Dotan Saguy
Israel
1970
Dotan Saguy was born in a small kibbutz five miles south of Israel's Lebanese border. He grew up in a diverse working-class Parisian suburb, lived in Lower Manhattan during 9/11, and moved to Los Angeles in 2003. In 2015, Saguy decided to focus on his lifelong passion for photography after a successful career as a high-tech entrepreneur. Since then Saguy attended the prestigious Eddie Adams Workshop, Missouri Photo Workshop and studied photojournalism at Santa Monica College. Saguy's award-winning photographs have been published by National Geographic, The Guardian, The Los Angeles Times, among many other publications. Saguy teaches street photography and documentary workshops for Leica Akademie and Momenta Workshops. In 2018 Saguy's first monograph about the endangered culture of Venice Beach, CA was published by Kehrer Verlag and received a Bronze award by the prestigious Deutscher Fotobuchpreis 2018-19. Saguy lives in Los Angeles with his wife and two children. Statement I met the Reis, a Mormon family from Brazil, the day they arrived in Los Angeles in October 2018 in the yellow school bus they call home. They had come to the United States two years prior to chase the American Dream and although they had quickly found financial success, happiness proved much more elusive with long work hours and material acquisitions leaving them unsatisfied. This body of work documents the trials and tribulations of the Reis family over their 10-month stay in the City of Angels while they struggle as vehicle dwellers, improvised mechanics, unconventional parents, experimenting breadwinners while seeking happiness as a family. The interviews conducted as part of the project also raise subjects such as immigrants chasing the American dream, modern parenting, the growing urban phenomenon of people living in vehicles and rebelling against a strong religious identity in the Internet era. About Nowhere to go but Everywhere

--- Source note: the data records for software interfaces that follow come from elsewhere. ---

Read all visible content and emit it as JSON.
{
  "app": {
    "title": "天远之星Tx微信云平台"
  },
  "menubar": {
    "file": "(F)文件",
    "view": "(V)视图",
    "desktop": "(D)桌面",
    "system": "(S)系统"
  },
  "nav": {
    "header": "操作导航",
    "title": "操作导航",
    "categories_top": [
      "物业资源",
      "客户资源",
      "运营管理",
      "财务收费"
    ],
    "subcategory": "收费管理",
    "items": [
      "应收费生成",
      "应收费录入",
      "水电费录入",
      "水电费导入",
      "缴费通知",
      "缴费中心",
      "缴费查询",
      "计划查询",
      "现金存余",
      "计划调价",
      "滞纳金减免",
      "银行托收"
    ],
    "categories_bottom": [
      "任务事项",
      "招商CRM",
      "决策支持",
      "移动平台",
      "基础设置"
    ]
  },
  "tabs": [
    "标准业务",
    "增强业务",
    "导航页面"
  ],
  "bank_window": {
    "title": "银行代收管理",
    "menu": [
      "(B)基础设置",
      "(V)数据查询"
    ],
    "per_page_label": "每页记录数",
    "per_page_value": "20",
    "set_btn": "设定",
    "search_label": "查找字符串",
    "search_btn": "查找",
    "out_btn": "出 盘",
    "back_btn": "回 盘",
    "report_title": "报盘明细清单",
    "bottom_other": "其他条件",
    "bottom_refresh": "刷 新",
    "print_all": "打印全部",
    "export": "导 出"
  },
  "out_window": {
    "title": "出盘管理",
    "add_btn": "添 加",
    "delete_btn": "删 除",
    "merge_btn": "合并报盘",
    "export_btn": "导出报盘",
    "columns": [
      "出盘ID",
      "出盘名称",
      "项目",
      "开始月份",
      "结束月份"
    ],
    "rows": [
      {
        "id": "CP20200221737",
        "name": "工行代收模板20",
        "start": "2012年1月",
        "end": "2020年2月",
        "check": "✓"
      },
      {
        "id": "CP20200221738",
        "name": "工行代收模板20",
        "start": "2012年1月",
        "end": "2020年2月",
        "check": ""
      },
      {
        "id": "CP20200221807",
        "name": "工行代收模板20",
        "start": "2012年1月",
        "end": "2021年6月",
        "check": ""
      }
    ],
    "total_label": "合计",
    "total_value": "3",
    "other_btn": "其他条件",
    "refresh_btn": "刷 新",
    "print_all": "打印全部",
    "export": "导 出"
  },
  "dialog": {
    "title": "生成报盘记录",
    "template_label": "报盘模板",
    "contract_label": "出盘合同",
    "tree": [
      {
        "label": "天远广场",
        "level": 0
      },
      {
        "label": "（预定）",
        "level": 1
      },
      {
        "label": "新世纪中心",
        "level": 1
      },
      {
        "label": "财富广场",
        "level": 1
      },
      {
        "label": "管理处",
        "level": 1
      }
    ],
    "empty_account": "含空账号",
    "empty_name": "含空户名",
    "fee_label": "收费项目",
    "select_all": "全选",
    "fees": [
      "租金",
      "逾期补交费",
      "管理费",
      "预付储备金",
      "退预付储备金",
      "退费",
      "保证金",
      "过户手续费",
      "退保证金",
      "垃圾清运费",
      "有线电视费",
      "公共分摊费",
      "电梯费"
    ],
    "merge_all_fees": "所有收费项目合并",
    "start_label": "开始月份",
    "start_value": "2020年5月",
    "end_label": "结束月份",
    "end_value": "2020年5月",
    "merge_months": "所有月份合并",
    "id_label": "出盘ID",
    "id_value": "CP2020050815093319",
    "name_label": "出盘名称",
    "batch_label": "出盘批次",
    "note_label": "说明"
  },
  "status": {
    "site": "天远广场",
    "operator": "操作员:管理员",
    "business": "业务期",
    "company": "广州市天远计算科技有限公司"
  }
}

Advertisement
POTW
AAP Solo Exhibition
AAP Magazine Shadows

Latest Interviews

Exclusive Interview with Paul Brouns
Paul Brouns is a Dutch photographer who found his voice by capturing architecture. The urban landscape is his ideal playground for apprehending rhythm, color and geometrical elements. He is the winner of AAP Magazine 14 "Colors" with his project 'Urban Tapestries'. We asked him a few questions about his life and work.
Exclusive Interview with Réhahn
Referred to as someone who "captures the souls of his models", (Wanderlust Travel Magazine, 2018) Réhahn is more than just a man behind a camera. Behind each click is a story. Whether the photograph shows a child with startling blue eyes, a woman pulling a needle through indigo fabric or a man walking alone down a brightly painted street, these are more than just images to Réhahn. They are the culmination of an experience. The stories of his subjects as well as his passion to learn more about their culture, diversity and changing traditions are what drives Réhahn's work.
Craig Varjabedian: Found Horizons
Craig Varjabedian's photographs of the American West illuminate his profound connection with the region and its people. His finely detailed images shine with an authenticity that reveals the ties between identity, place, and the act of perceiving. For Varjabedian, photography is a receptive process driven by openness to the revelation each subject offers, rather than by the desire to manipulate form or to catalog detail. He achieves this vision by capturing and suspending on film those decisive moments in which the elements and the spirit of a moment come together
Exclusive interview with Jacopo Della Valle
Jacopo Maria Della Valle is an Italian travel photographer who fell in love with photography at young age thanks to the influence of his father. Since then he has travelled to Europe, the USA, Cuba, Morocco and all over Asia. He is the winner of AAP Magazine 12 B&W with his project Bull Jumping. We asked him a few questions about his life and work.
Exclusive interview with Giedo Van der Zwan
Giedo van der Zwan is a street photographer, writer and publisher from the Netherlands. He started working on a long-term project 'Pier to Pier' in 2017 and published his book in June 2018. He is the winner of AAP Magazine 8 Street. We asked him a few questions about his life and work.
Exclusive interview with Eli Klein
Eli Klein Gallery has an international reputation as one of the foremost galleries specializing in contemporary Chinese art and continues to advance the careers of its represented artists and hundreds of other Chinese artists with whom it has collaborated. The Gallery has been instrumental in the loan of artworks by Chinese artists to over 100 museum exhibitions throughout the world. It has published 40 books/catalogues and organized more than 75 exhibitions of Chinese contemporary art at our prestigious venues in New York City.
Exclusive interview with Cayetano González
Cayetano González is a talented Spanish photographer and cinematographer who found his calling when his grandfather lend him his Leica. Since then he has directed commercials and shot several covers of major magazines. His work is influenced by the painters he admires like Sorolla, Velázquez, Rembrandt and Delacroix.
Exclusive interview with Mauro De Bettio
Mauro De Bettio is an Italian photographer who lives in Spain. His pictures are a visual story able to highlight unseen or ignored realities. A vital tool that can help bring about social changes. He is the winner of AAP Magazine 11 Travels. We asked him a few questions about his life and work.
Exclusive interview with Stéphane Lavoué
Stéphane Lavoué, is a French portrait photographer born in Mulhouse in 1976. He lives and works between Brittany and Paris. He is the winner of the Niépce Prize 2018. We asked him a few questions about his life and work.
Call for Entries
AAP Magazine 16
Publish your work in AAP Magazine and win $1,000 Cash Prizes